Archaeologists behind the dig in Cirencester, Gloucestershire, said they believed it marked the grave of a 27-year-old woman called Bodica.

[…]

Mr Holbrook has suggested the name Bodica was of Celtic origin.

“Perhaps Bodica is a local Gloucestershire girl who’s married an incoming Roman or Gaul from France and has adopted this very Roman way of death,” he said.

And that BBC article reminded me of this BBC article, “Queen Khentakawess III’s tomb found in Egypt“:

Archaeologists in Egypt have unearthed the tomb of a previously unknown queen, Egyptian officials say.

The tomb was found in Abu-Sir, south-west of Cairo, and is thought to belong to the wife or mother of Pharaoh Neferefre who ruled 4,500 years ago.

Egyptian Antiquities Minister Mamdouh el-Damaty said that her name, Khentakawess, had been found inscribed on a wall in the necropolis.

Mr Damaty added that this would make her Khentakawess III.

From “Why I Changed My Name and What It Taught Me About Who I Am” by Belle Beth Cooper:

My dad did feel a bit taken aback by it. Although he knew I was using my new name already, talking to him about the process of changing it legally was pretty tough. That conversation was a huge lesson for me in empathy and communication. My dad suggested I was changing my name out of anger towards my parents, almost in revenge or as a way to hurt them.
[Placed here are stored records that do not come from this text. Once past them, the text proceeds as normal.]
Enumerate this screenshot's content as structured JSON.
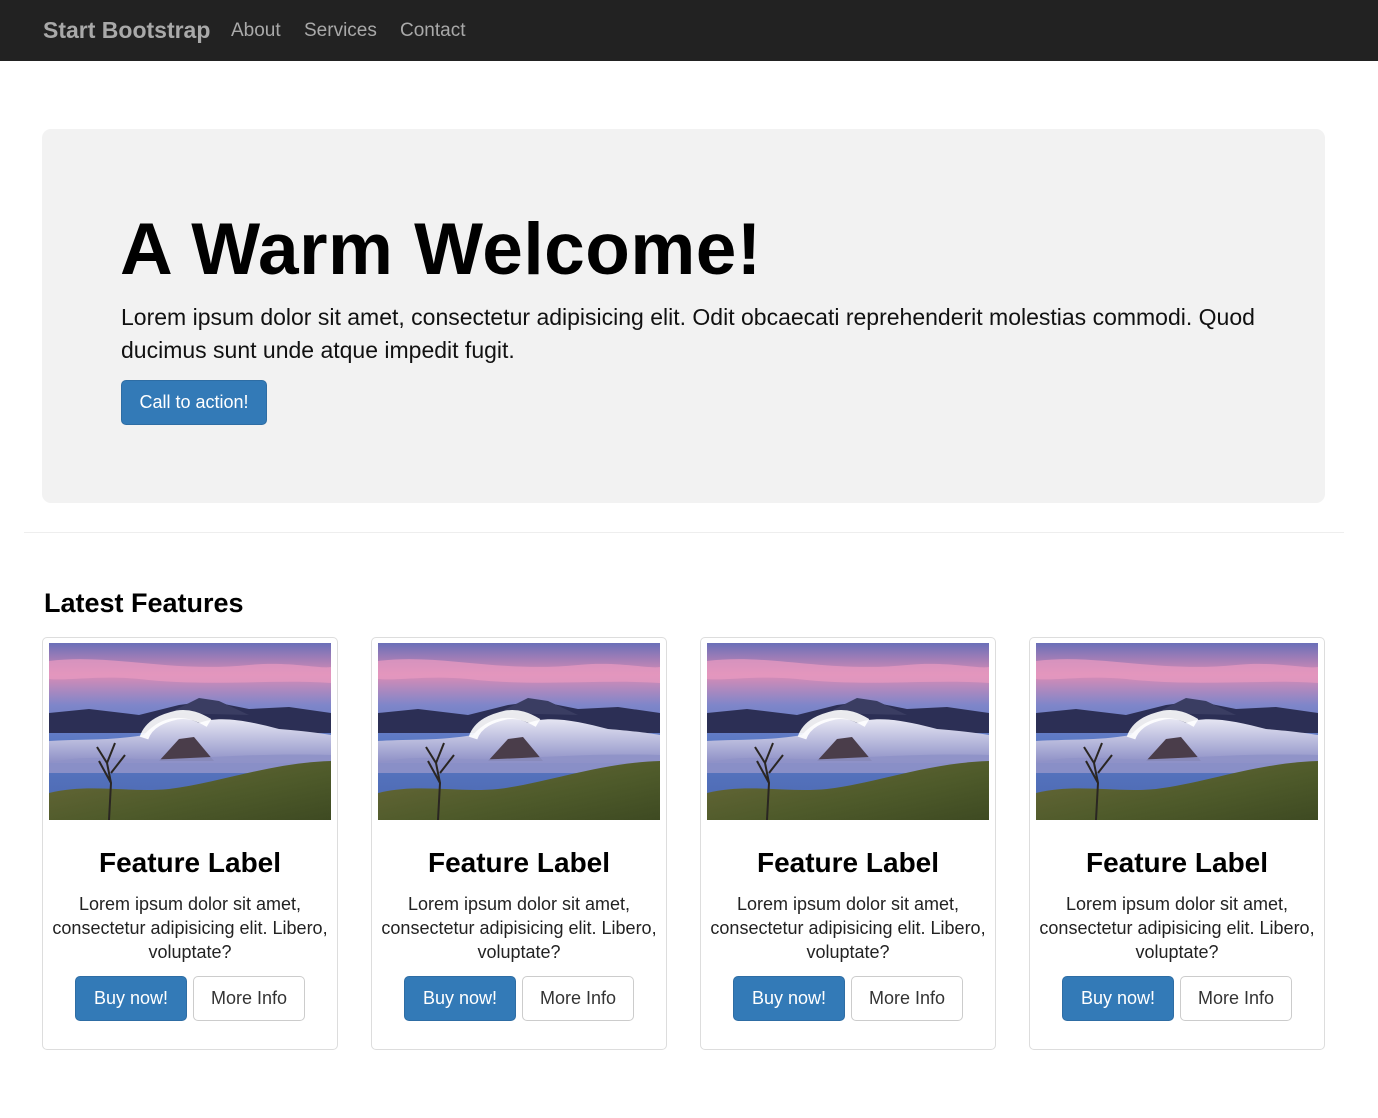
{
  "navbar": {
    "brand": "Start Bootstrap",
    "links": [
      {
        "label": "About"
      },
      {
        "label": "Services"
      },
      {
        "label": "Contact"
      }
    ]
  },
  "hero": {
    "heading": "A Warm Welcome!",
    "text": "Lorem ipsum dolor sit amet, consectetur adipisicing elit. Odit obcaecati reprehenderit molestias commodi. Quod ducimus sunt unde atque impedit fugit.",
    "cta_label": "Call to action!"
  },
  "features": {
    "title": "Latest Features",
    "cards": [
      {
        "label": "Feature Label",
        "text": "Lorem ipsum dolor sit amet, consectetur adipisicing elit. Libero, voluptate?",
        "buy_label": "Buy now!",
        "info_label": "More Info"
      },
      {
        "label": "Feature Label",
        "text": "Lorem ipsum dolor sit amet, consectetur adipisicing elit. Libero, voluptate?",
        "buy_label": "Buy now!",
        "info_label": "More Info"
      },
      {
        "label": "Feature Label",
        "text": "Lorem ipsum dolor sit amet, consectetur adipisicing elit. Libero, voluptate?",
        "buy_label": "Buy now!",
        "info_label": "More Info"
      },
      {
        "label": "Feature Label",
        "text": "Lorem ipsum dolor sit amet, consectetur adipisicing elit. Libero, voluptate?",
        "buy_label": "Buy now!",
        "info_label": "More Info"
      }
    ]
  },
  "colors": {
    "navbar_bg": "#222222",
    "primary": "#337ab7",
    "jumbotron_bg": "#f2f2f2"
  }
}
That’s a pretty hard thing to hear from someone you love and respect, and it wasn’t easy to explain why I was changing my name and to convince him it was no reflection on my relationship with him or my mum at all.

From “Social change and the Fatima Index” by Justin Thomas in The National (and found via Clare’s Name News):

In spite of the great developments and massive social changes that have taken place across the UAE over the past few decades, the names Emirati families give to their babies has remained incredibly stable.

For more quote posts, check out the NBN name quotes category.